- THE DATA -

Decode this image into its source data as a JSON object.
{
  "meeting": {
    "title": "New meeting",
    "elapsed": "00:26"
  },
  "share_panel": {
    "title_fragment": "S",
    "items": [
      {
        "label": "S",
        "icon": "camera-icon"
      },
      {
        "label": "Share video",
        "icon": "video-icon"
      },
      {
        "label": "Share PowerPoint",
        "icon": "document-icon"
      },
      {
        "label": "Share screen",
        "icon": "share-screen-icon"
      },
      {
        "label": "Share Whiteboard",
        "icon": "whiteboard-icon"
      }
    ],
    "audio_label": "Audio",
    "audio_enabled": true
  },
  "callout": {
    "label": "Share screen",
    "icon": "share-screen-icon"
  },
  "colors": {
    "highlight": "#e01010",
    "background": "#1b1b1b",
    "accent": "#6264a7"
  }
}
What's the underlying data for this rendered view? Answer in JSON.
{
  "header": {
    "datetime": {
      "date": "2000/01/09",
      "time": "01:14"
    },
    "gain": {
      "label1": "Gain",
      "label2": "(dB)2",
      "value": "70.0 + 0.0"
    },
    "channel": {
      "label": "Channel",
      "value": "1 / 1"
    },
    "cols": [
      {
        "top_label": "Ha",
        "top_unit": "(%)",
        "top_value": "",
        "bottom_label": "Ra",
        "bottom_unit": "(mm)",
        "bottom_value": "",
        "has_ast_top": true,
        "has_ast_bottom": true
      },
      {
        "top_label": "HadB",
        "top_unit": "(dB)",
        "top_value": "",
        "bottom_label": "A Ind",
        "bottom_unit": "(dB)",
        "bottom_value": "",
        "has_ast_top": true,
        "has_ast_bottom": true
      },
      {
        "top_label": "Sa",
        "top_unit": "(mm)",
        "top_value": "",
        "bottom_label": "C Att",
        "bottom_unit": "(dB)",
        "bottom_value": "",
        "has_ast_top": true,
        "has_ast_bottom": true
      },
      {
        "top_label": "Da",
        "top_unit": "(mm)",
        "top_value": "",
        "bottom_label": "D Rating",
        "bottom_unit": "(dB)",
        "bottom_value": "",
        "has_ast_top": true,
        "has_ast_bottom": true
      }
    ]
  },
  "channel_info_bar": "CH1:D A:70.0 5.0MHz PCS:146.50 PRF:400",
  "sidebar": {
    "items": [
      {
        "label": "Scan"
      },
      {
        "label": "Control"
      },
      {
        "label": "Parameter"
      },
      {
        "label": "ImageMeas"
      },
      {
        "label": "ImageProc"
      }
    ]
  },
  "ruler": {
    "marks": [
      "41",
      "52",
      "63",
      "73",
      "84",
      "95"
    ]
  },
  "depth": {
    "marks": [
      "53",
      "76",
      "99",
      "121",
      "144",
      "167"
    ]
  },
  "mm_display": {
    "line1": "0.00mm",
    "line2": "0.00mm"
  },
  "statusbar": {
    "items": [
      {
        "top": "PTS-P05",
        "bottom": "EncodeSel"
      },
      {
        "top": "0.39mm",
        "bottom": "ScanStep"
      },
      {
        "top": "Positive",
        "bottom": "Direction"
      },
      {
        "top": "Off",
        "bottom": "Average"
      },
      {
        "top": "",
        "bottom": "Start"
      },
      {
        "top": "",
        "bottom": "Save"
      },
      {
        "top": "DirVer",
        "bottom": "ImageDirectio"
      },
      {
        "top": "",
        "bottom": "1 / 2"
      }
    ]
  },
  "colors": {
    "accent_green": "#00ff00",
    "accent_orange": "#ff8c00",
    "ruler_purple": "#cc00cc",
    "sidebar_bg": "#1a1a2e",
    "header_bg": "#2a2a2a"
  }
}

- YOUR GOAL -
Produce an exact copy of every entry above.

- YOUR SOLUTION -
Decode this image into its source data as a JSON object.
{
  "meeting": {
    "title": "New meeting",
    "elapsed": "00:26"
  },
  "share_panel": {
    "title_fragment": "S",
    "items": [
      {
        "label": "S",
        "icon": "camera-icon"
      },
      {
        "label": "Share video",
        "icon": "video-icon"
      },
      {
        "label": "Share PowerPoint",
        "icon": "document-icon"
      },
      {
        "label": "Share screen",
        "icon": "share-screen-icon"
      },
      {
        "label": "Share Whiteboard",
        "icon": "whiteboard-icon"
      }
    ],
    "audio_label": "Audio",
    "audio_enabled": true
  },
  "callout": {
    "label": "Share screen",
    "icon": "share-screen-icon"
  },
  "colors": {
    "highlight": "#e01010",
    "background": "#1b1b1b",
    "accent": "#6264a7"
  }
}
What's the underlying data for this rendered view? Answer in JSON.
{
  "header": {
    "datetime": {
      "date": "2000/01/09",
      "time": "01:14"
    },
    "gain": {
      "label1": "Gain",
      "label2": "(dB)2",
      "value": "70.0 + 0.0"
    },
    "channel": {
      "label": "Channel",
      "value": "1 / 1"
    },
    "cols": [
      {
        "top_label": "Ha",
        "top_unit": "(%)",
        "top_value": "",
        "bottom_label": "Ra",
        "bottom_unit": "(mm)",
        "bottom_value": "",
        "has_ast_top": true,
        "has_ast_bottom": true
      },
      {
        "top_label": "HadB",
        "top_unit": "(dB)",
        "top_value": "",
        "bottom_label": "A Ind",
        "bottom_unit": "(dB)",
        "bottom_value": "",
        "has_ast_top": true,
        "has_ast_bottom": true
      },
      {
        "top_label": "Sa",
        "top_unit": "(mm)",
        "top_value": "",
        "bottom_label": "C Att",
        "bottom_unit": "(dB)",
        "bottom_value": "",
        "has_ast_top": true,
        "has_ast_bottom": true
      },
      {
        "top_label": "Da",
        "top_unit": "(mm)",
        "top_value": "",
        "bottom_label": "D Rating",
        "bottom_unit": "(dB)",
        "bottom_value": "",
        "has_ast_top": true,
        "has_ast_bottom": true
      }
    ]
  },
  "channel_info_bar": "CH1:D A:70.0 5.0MHz PCS:146.50 PRF:400",
  "sidebar": {
    "items": [
      {
        "label": "Scan"
      },
      {
        "label": "Control"
      },
      {
        "label": "Parameter"
      },
      {
        "label": "ImageMeas"
      },
      {
        "label": "ImageProc"
      }
    ]
  },
  "ruler": {
    "marks": [
      "41",
      "52",
      "63",
      "73",
      "84",
      "95"
    ]
  },
  "depth": {
    "marks": [
      "53",
      "76",
      "99",
      "121",
      "144",
      "167"
    ]
  },
  "mm_display": {
    "line1": "0.00mm",
    "line2": "0.00mm"
  },
  "statusbar": {
    "items": [
      {
        "top": "PTS-P05",
        "bottom": "EncodeSel"
      },
      {
        "top": "0.39mm",
        "bottom": "ScanStep"
      },
      {
        "top": "Positive",
        "bottom": "Direction"
      },
      {
        "top": "Off",
        "bottom": "Average"
      },
      {
        "top": "",
        "bottom": "Start"
      },
      {
        "top": "",
        "bottom": "Save"
      },
      {
        "top": "DirVer",
        "bottom": "ImageDirectio"
      },
      {
        "top": "",
        "bottom": "1 / 2"
      }
    ]
  },
  "colors": {
    "accent_green": "#00ff00",
    "accent_orange": "#ff8c00",
    "ruler_purple": "#cc00cc",
    "sidebar_bg": "#1a1a2e",
    "header_bg": "#2a2a2a"
  }
}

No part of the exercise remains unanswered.